Report all lines from the entries below in which "this" appears.

DATA EXTRACTS Start Marker

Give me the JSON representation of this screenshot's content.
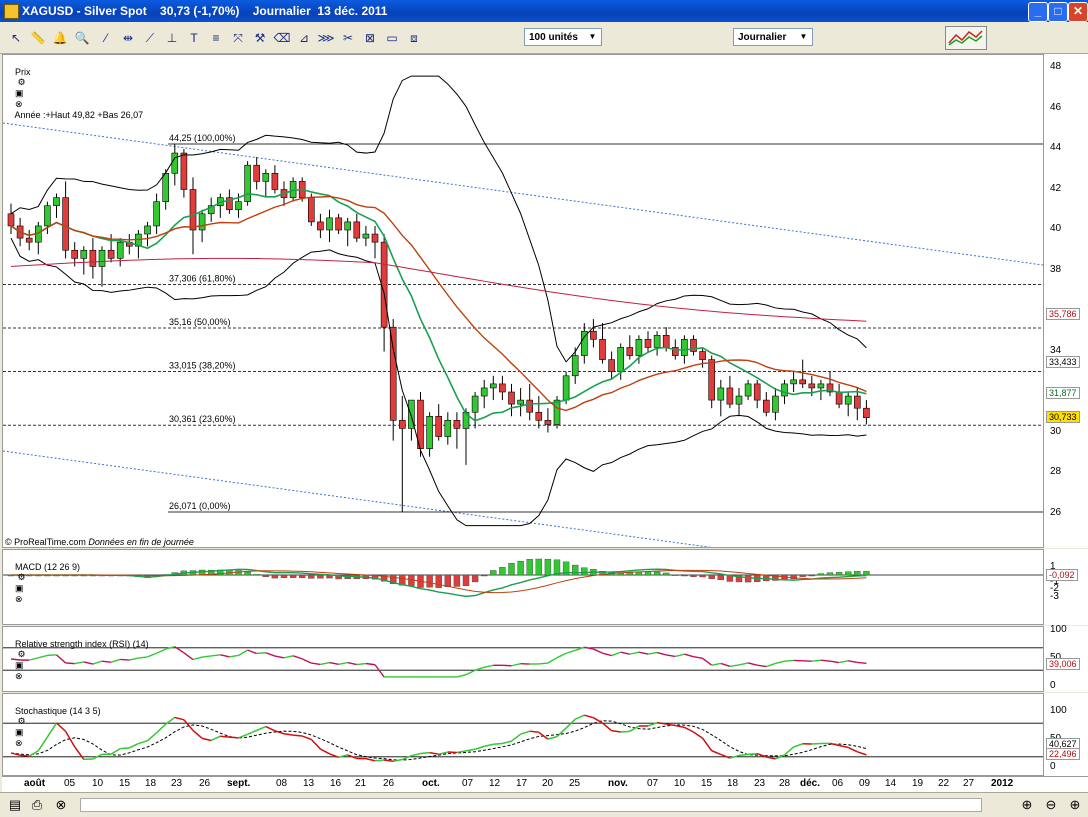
{
  "window": {
    "title": "XAGUSD - Silver Spot    30,73 (-1,70%)    Journalier  13 déc. 2011",
    "controls": {
      "minimize": "_",
      "maximize": "□",
      "close": "✕"
    }
  },
  "toolbar": {
    "tools": [
      "cursor-icon",
      "ruler-icon",
      "bell-icon",
      "zoom-icon",
      "line-icon",
      "horizontal-line-icon",
      "trendline-icon",
      "vertical-line-icon",
      "text-icon",
      "fibonacci-icon",
      "arrows-icon",
      "hammer-icon",
      "trash-icon",
      "fibonacci-fan-icon",
      "fibonacci-channel-icon",
      "scissors-icon",
      "gann-icon",
      "rectangle-icon",
      "channel-icon"
    ],
    "units_select": "100 unités",
    "period_select": "Journalier"
  },
  "price_panel": {
    "label": "Prix",
    "info": "Année :+Haut 49,82 +Bas 26,07",
    "fib_levels": [
      {
        "label": "44,25 (100,00%)",
        "price": 44.25,
        "style": "solid"
      },
      {
        "label": "37,306 (61,80%)",
        "price": 37.306,
        "style": "dashed"
      },
      {
        "label": "35,16 (50,00%)",
        "price": 35.16,
        "style": "dashed"
      },
      {
        "label": "33,015 (38,20%)",
        "price": 33.015,
        "style": "dashed"
      },
      {
        "label": "30,361 (23,60%)",
        "price": 30.361,
        "style": "dashed"
      },
      {
        "label": "26,071 (0,00%)",
        "price": 26.071,
        "style": "solid"
      }
    ],
    "footer_brand": "© ProRealTime.com",
    "footer_note": "Données en fin de journée",
    "y_ticks": [
      "48",
      "46",
      "44",
      "42",
      "40",
      "38",
      "34",
      "30",
      "28",
      "26"
    ],
    "tags": [
      {
        "text": "35,786",
        "color": "#b01010"
      },
      {
        "text": "33,433",
        "color": "#000000"
      },
      {
        "text": "31,877",
        "color": "#0a6a20"
      },
      {
        "text": "30,733",
        "color": "#000000",
        "bg": "#ffe000"
      }
    ]
  },
  "macd_panel": {
    "label": "MACD (12 26 9)",
    "y_ticks": [
      "1",
      "-1",
      "-2",
      "-3"
    ],
    "tag": "-0,092"
  },
  "rsi_panel": {
    "label": "Relative strength index (RSI) (14)",
    "y_ticks": [
      "100",
      "50",
      "0"
    ],
    "tag": "39,006"
  },
  "stoch_panel": {
    "label": "Stochastique (14 3 5)",
    "y_ticks": [
      "100",
      "50",
      "0"
    ],
    "tags": [
      {
        "text": "40,627"
      },
      {
        "text": "22,496"
      }
    ]
  },
  "x_axis": {
    "ticks": [
      {
        "t": "août",
        "bold": true
      },
      {
        "t": "05"
      },
      {
        "t": "10"
      },
      {
        "t": "15"
      },
      {
        "t": "18"
      },
      {
        "t": "23"
      },
      {
        "t": "26"
      },
      {
        "t": "sept.",
        "bold": true
      },
      {
        "t": "08"
      },
      {
        "t": "13"
      },
      {
        "t": "16"
      },
      {
        "t": "21"
      },
      {
        "t": "26"
      },
      {
        "t": "oct.",
        "bold": true
      },
      {
        "t": "07"
      },
      {
        "t": "12"
      },
      {
        "t": "17"
      },
      {
        "t": "20"
      },
      {
        "t": "25"
      },
      {
        "t": "nov.",
        "bold": true
      },
      {
        "t": "07"
      },
      {
        "t": "10"
      },
      {
        "t": "15"
      },
      {
        "t": "18"
      },
      {
        "t": "23"
      },
      {
        "t": "28"
      },
      {
        "t": "déc.",
        "bold": true
      },
      {
        "t": "06"
      },
      {
        "t": "09"
      },
      {
        "t": "14"
      },
      {
        "t": "19"
      },
      {
        "t": "22"
      },
      {
        "t": "27"
      },
      {
        "t": "2012",
        "bold": true
      }
    ]
  },
  "colors": {
    "up": "#32c832",
    "down": "#e03c3c",
    "ma_green": "#1aa050",
    "ma_brown": "#c04010",
    "ma_red": "#c02040",
    "bollinger": "#000000"
  }
}
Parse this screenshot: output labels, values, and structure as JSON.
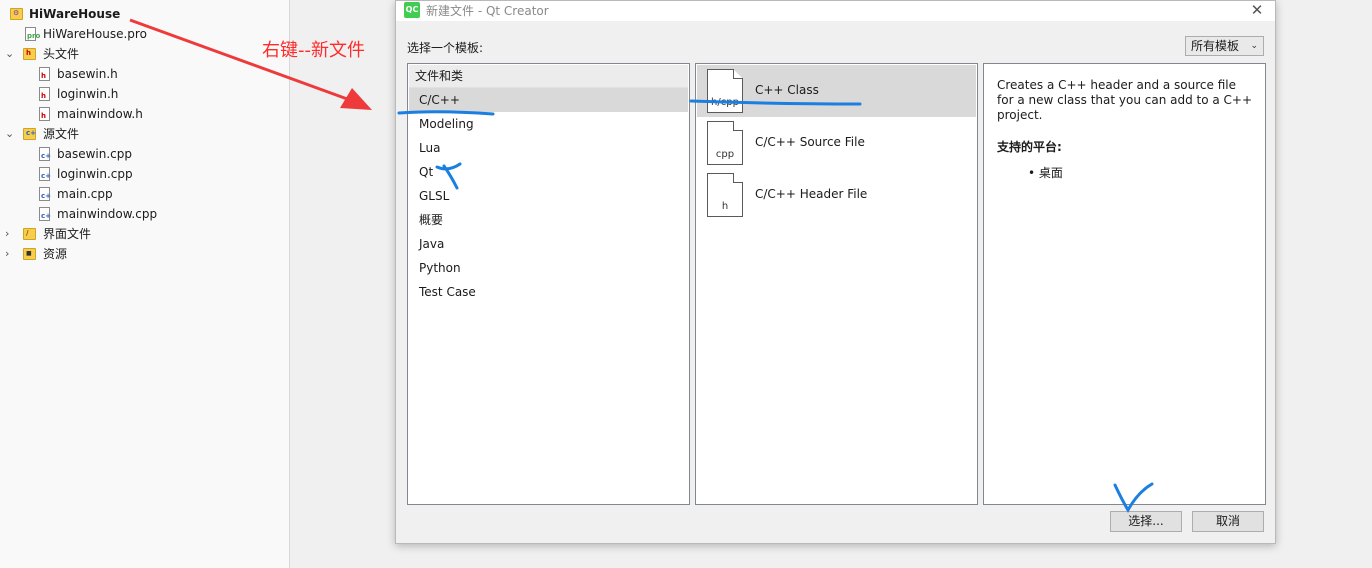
{
  "project_tree": {
    "items": [
      {
        "label": "HiWareHouse",
        "kind": "project",
        "arrow": "",
        "icon": "qt-project-icon"
      },
      {
        "label": "HiWareHouse.pro",
        "kind": "file",
        "tag": "pro",
        "icon": "pro-file-icon"
      },
      {
        "label": "头文件",
        "kind": "folder",
        "arrow": "⌄",
        "tag": "h",
        "icon": "header-folder-icon"
      },
      {
        "label": "basewin.h",
        "kind": "file",
        "tag": "h",
        "icon": "header-file-icon"
      },
      {
        "label": "loginwin.h",
        "kind": "file",
        "tag": "h",
        "icon": "header-file-icon"
      },
      {
        "label": "mainwindow.h",
        "kind": "file",
        "tag": "h",
        "icon": "header-file-icon"
      },
      {
        "label": "源文件",
        "kind": "folder",
        "arrow": "⌄",
        "tag": "c+",
        "icon": "source-folder-icon"
      },
      {
        "label": "basewin.cpp",
        "kind": "file",
        "tag": "c+",
        "icon": "cpp-file-icon"
      },
      {
        "label": "loginwin.cpp",
        "kind": "file",
        "tag": "c+",
        "icon": "cpp-file-icon"
      },
      {
        "label": "main.cpp",
        "kind": "file",
        "tag": "c+",
        "icon": "cpp-file-icon"
      },
      {
        "label": "mainwindow.cpp",
        "kind": "file",
        "tag": "c+",
        "icon": "cpp-file-icon"
      },
      {
        "label": "界面文件",
        "kind": "folder",
        "arrow": "›",
        "tag": "/",
        "icon": "forms-folder-icon"
      },
      {
        "label": "资源",
        "kind": "folder",
        "arrow": "›",
        "tag": "🔒",
        "icon": "resources-folder-icon"
      }
    ]
  },
  "annotation": {
    "text": "右键--新文件",
    "color": "#ff2b2b",
    "marks_color": "#1a7fe0"
  },
  "dialog": {
    "app_icon": "QC",
    "title": "新建文件 - Qt Creator",
    "close_glyph": "✕",
    "choose_label": "选择一个模板:",
    "filter": {
      "selected": "所有模板",
      "chevron": "⌄"
    },
    "category_header": "文件和类",
    "categories": [
      "C/C++",
      "Modeling",
      "Lua",
      "Qt",
      "GLSL",
      "概要",
      "Java",
      "Python",
      "Test Case"
    ],
    "selected_category": "C/C++",
    "templates": [
      {
        "label": "C++ Class",
        "ext": "h/cpp",
        "icon": "cpp-class-icon",
        "selected": true
      },
      {
        "label": "C/C++ Source File",
        "ext": "cpp",
        "icon": "cpp-source-icon",
        "selected": false
      },
      {
        "label": "C/C++ Header File",
        "ext": "h",
        "icon": "cpp-header-icon",
        "selected": false
      }
    ],
    "description": "Creates a C++ header and a source file for a new class that you can add to a C++ project.",
    "platform_heading": "支持的平台:",
    "platform_item": "• 桌面",
    "choose_button": "选择...",
    "cancel_button": "取消"
  },
  "colors": {
    "qt_green": "#41cd52",
    "selection": "#d9d9d9"
  }
}
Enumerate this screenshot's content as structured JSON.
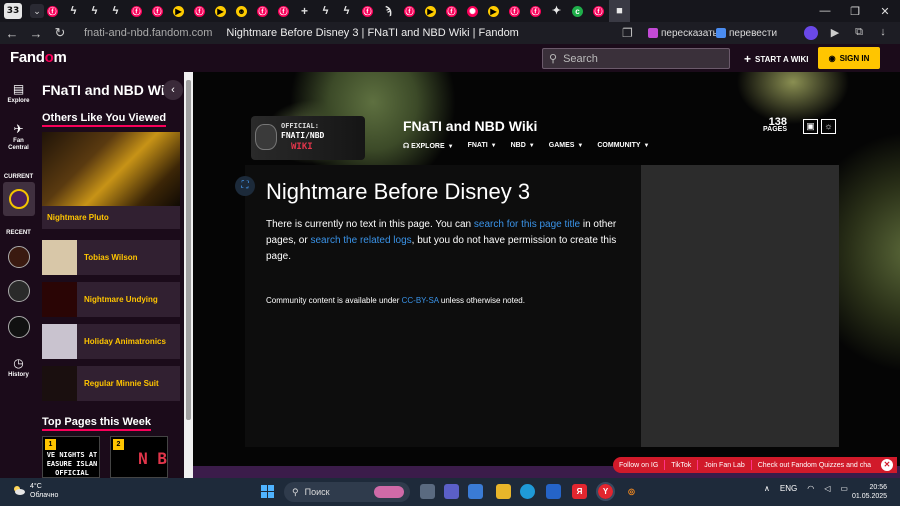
{
  "browser": {
    "tab_count": "33",
    "url": "fnati-and-nbd.fandom.com",
    "page_title": "Nightmare Before Disney 3 | FNaTI and NBD Wiki | Fandom",
    "translate_btn": "пересказать",
    "translate_btn2": "перевести",
    "tab_icons": [
      "fan",
      "bolt",
      "bolt",
      "bolt",
      "fan",
      "fan",
      "yt",
      "fan",
      "yt",
      "mask",
      "fan",
      "fan",
      "plus",
      "bolt",
      "bolt",
      "fan",
      "bolt2",
      "fan",
      "yt",
      "fan",
      "fire",
      "yt",
      "fan",
      "fan",
      "chat",
      "green",
      "fan",
      "active"
    ]
  },
  "fandom": {
    "logo_pre": "Fand",
    "logo_o": "o",
    "logo_post": "m",
    "search_placeholder": "Search",
    "start_wiki": "START A WIKI",
    "sign_in": "SIGN IN"
  },
  "rail": {
    "explore": "Explore",
    "fan_central_1": "Fan",
    "fan_central_2": "Central",
    "current": "CURRENT",
    "recent": "RECENT",
    "history": "History"
  },
  "sidebar": {
    "title": "FNaTI and NBD Wiki",
    "others_heading": "Others Like You Viewed",
    "featured": "Nightmare Pluto",
    "items": [
      {
        "label": "Tobias Wilson",
        "thumb": "#d8c7a8"
      },
      {
        "label": "Nightmare Undying",
        "thumb": "#2a0505"
      },
      {
        "label": "Holiday Animatronics",
        "thumb": "#c9c3cf"
      },
      {
        "label": "Regular Minnie Suit",
        "thumb": "#1a0f0f"
      }
    ],
    "top_heading": "Top Pages this Week",
    "top_pages": [
      {
        "num": "1",
        "text": "VE NIGHTS AT EASURE ISLAN OFFICIAL REMAKE"
      },
      {
        "num": "2",
        "text": "N B"
      }
    ]
  },
  "wiki": {
    "logo_line1": "OFFICIAL:",
    "logo_line2": "FNATI/NBD",
    "logo_line3": "WIKI",
    "name": "FNaTI and NBD Wiki",
    "nav": [
      "EXPLORE",
      "FNATI",
      "NBD",
      "GAMES",
      "COMMUNITY"
    ],
    "pages_count": "138",
    "pages_label": "PAGES"
  },
  "article": {
    "title": "Nightmare Before Disney 3",
    "msg_1": "There is currently no text in this page. You can ",
    "link_1": "search for this page title",
    "msg_2": " in other pages, or ",
    "link_2": "search the related logs",
    "msg_3": ", but you do not have permission to create this page.",
    "license_pre": "Community content is available under ",
    "license_link": "CC-BY-SA",
    "license_post": " unless otherwise noted."
  },
  "actionbar": {
    "ig": "Follow on IG",
    "tiktok": "TikTok",
    "fanlab": "Join Fan Lab",
    "quizzes": "Check out Fandom Quizzes and cha"
  },
  "taskbar": {
    "temp": "4°C",
    "weather": "Облачно",
    "search": "Поиск",
    "lang": "ENG",
    "time": "20:56",
    "date": "01.05.2025"
  }
}
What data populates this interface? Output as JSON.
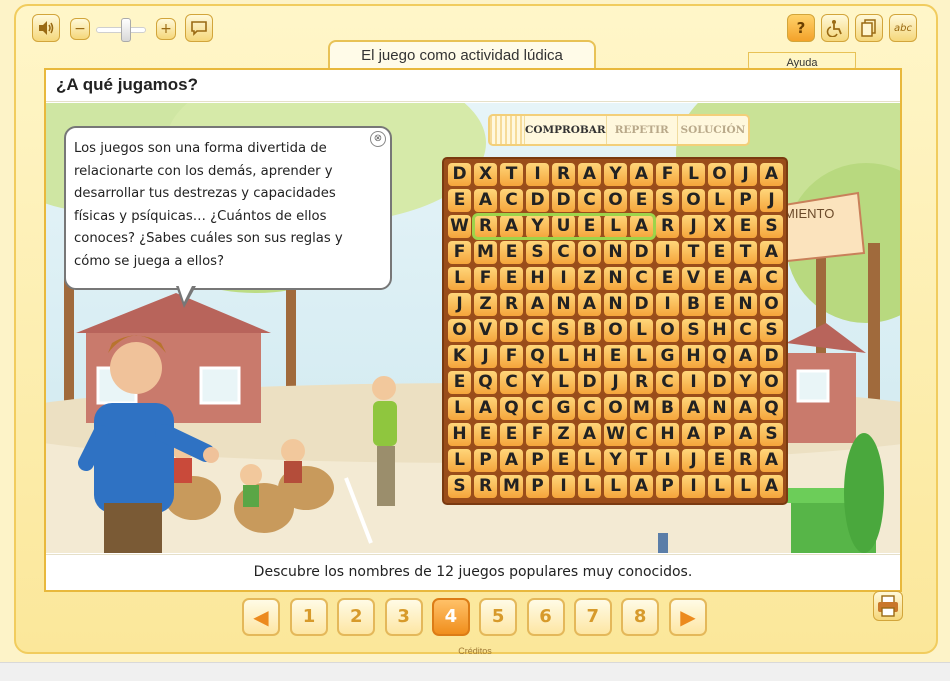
{
  "app": {
    "title": "El juego como actividad lúdica",
    "help_label": "Ayuda",
    "credits_label": "Créditos"
  },
  "toolbar": {
    "sound_icon": "speaker-icon",
    "volume_down": "−",
    "volume_up": "+",
    "volume_level": 0.62,
    "subtitles_icon": "speech-bubble-icon",
    "help_icon_text": "?",
    "accessibility_icon": "wheelchair-icon",
    "copy_icon": "document-icon",
    "glossary_text": "abc"
  },
  "page": {
    "heading": "¿A qué jugamos?",
    "bubble_text": "Los juegos son una forma divertida de relacionarte con los demás, aprender y desarrollar tus destrezas y capacidades físicas y psíquicas… ¿Cuántos de ellos conoces? ¿Sabes cuáles son sus reglas y cómo se juega a ellos?",
    "bubble_lines": [
      "Los juegos son una forma divertida de",
      "relacionarte con los demás, aprender y",
      "desarrollar tus destrezas y capacidades",
      "físicas y psíquicas… ¿Cuántos de ellos",
      "conoces? ¿Sabes cuáles son sus reglas y",
      "cómo se juega a ellos?"
    ],
    "close_glyph": "⊗",
    "sign_text": "MIENTO",
    "instruction": "Descubre los nombres de 12 juegos populares muy conocidos."
  },
  "actions": {
    "check": "COMPROBAR",
    "repeat": "REPETIR",
    "solution": "SOLUCIÓN"
  },
  "word_grid": {
    "rows": [
      "DXTIRAYAFLOJA",
      "EACDDCOESOLPJ",
      "WRAYUELARJXES",
      "FMESCONDITETA",
      "LFEHIZNCEVEAC",
      "JZRANANDIBENO",
      "OVDCSBOLOSHCS",
      "KJFQLHELGHQAD",
      "EQCYLDJRCIDYO",
      "LAQCGCOMBANAQ",
      "HEEFZAWCHAPAS",
      "LPAPELYTIJERA",
      "SRMPILLAPILLA"
    ],
    "found_word": "RAYUELA"
  },
  "navigation": {
    "prev_glyph": "◀",
    "next_glyph": "▶",
    "pages": [
      "1",
      "2",
      "3",
      "4",
      "5",
      "6",
      "7",
      "8"
    ],
    "current_page": "4"
  },
  "colors": {
    "frame": "#fbe79a",
    "accent": "#f08e1c",
    "grid_border": "#9a4d1a",
    "found_highlight": "#9dd44a"
  }
}
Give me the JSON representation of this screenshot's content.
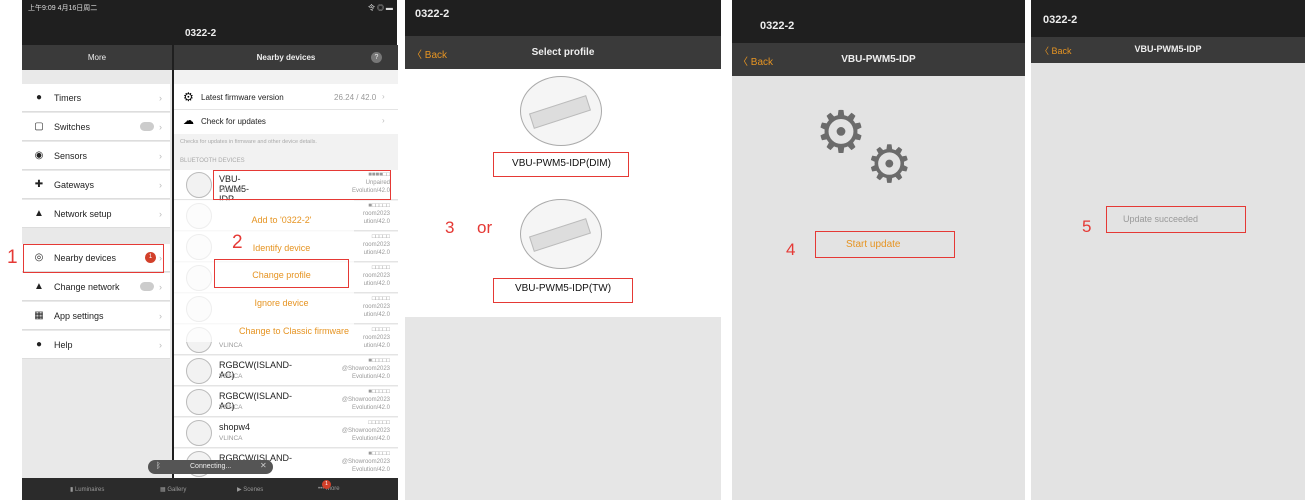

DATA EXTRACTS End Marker

→ COMPLETED EXERCISE
Give me the JSON representation of this screenshot's content.
Parse this screenshot: output labels, values, and structure as JSON.
Enumerate this screenshot's content as structured JSON.
    "top_heading": "Top Pages this Week",
    "msg_1": "There is currently no text in this page. You can ",
    "link_1": "search for this page title",
    "msg_3": ", but you do not have permission to create this page.",
What data populates this interface? Output as JSON.
Give me the JSON representation of this screenshot's content.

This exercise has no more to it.